_Work required_
Your answer should consist of each line below that contains the string "time".

_Provided material_
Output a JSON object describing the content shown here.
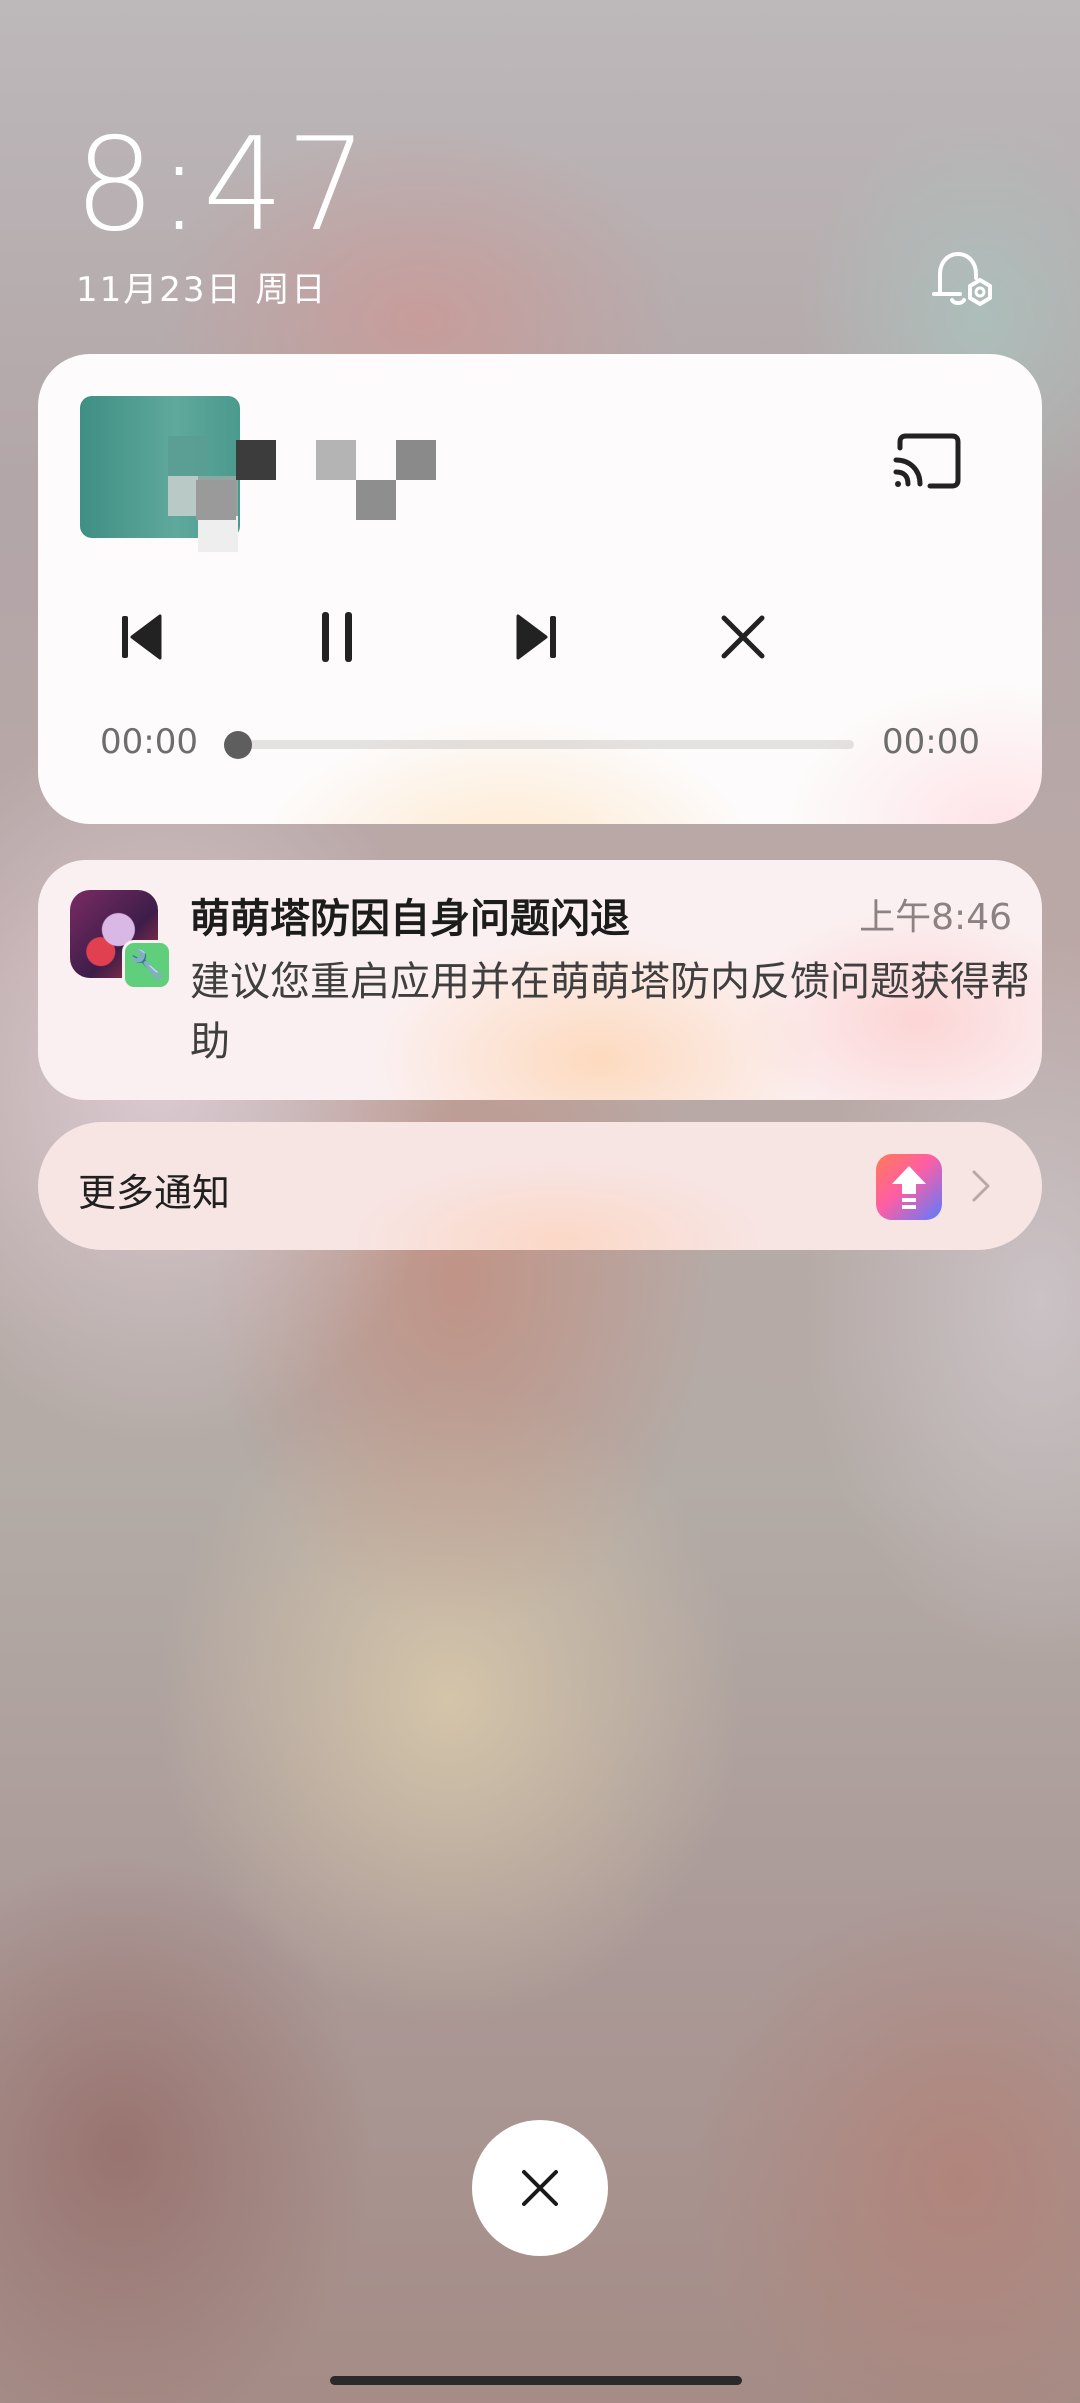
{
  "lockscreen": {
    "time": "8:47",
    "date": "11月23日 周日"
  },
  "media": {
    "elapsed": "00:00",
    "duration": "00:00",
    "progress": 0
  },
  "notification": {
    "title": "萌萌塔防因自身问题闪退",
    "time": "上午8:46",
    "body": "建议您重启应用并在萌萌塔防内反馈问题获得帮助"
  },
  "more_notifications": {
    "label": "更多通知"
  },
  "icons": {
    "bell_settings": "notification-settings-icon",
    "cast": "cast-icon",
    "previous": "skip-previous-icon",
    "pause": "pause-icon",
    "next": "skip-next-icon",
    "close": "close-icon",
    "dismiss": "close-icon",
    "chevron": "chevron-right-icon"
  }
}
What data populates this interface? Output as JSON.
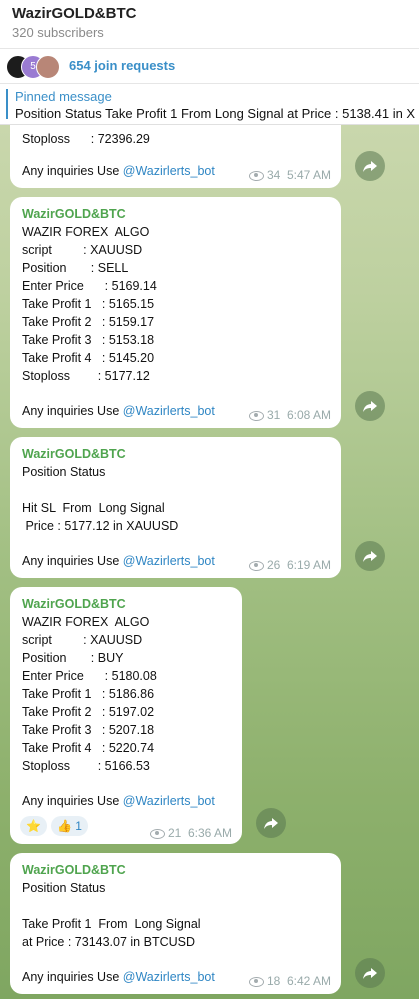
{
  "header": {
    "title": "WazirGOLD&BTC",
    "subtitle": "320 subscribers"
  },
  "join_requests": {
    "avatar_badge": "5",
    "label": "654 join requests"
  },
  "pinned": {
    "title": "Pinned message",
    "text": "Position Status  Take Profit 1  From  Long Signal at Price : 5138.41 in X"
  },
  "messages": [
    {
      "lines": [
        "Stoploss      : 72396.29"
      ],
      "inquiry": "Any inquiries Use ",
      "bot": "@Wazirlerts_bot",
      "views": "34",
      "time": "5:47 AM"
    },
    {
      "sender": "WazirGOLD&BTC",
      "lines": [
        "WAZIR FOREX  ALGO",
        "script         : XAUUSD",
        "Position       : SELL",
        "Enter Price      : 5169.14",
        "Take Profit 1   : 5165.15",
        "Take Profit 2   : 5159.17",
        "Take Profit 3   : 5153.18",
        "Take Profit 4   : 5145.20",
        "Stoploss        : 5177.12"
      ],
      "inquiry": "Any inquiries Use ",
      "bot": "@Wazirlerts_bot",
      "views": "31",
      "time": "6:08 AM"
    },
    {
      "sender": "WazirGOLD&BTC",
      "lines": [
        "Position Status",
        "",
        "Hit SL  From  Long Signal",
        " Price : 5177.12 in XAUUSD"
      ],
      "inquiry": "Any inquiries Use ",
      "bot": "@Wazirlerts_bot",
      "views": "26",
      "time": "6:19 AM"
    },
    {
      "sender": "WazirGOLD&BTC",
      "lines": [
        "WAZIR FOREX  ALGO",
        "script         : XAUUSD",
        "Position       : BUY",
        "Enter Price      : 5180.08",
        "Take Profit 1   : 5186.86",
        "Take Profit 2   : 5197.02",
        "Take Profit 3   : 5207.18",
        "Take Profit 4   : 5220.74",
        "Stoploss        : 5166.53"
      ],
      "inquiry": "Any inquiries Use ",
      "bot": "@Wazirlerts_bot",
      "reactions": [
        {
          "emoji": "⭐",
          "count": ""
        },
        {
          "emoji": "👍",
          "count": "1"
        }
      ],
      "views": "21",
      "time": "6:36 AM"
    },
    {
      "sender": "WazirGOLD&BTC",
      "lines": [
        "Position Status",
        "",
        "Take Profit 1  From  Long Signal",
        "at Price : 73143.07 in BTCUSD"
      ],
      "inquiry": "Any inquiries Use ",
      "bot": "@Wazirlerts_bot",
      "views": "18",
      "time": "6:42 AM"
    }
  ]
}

_Problem solution_
    "time": "8:47",
    "time": "上午8:46",
      "time": "5:47 AM"
      "time": "6:08 AM"
      "time": "6:19 AM"
      "time": "6:36 AM"
      "time": "6:42 AM"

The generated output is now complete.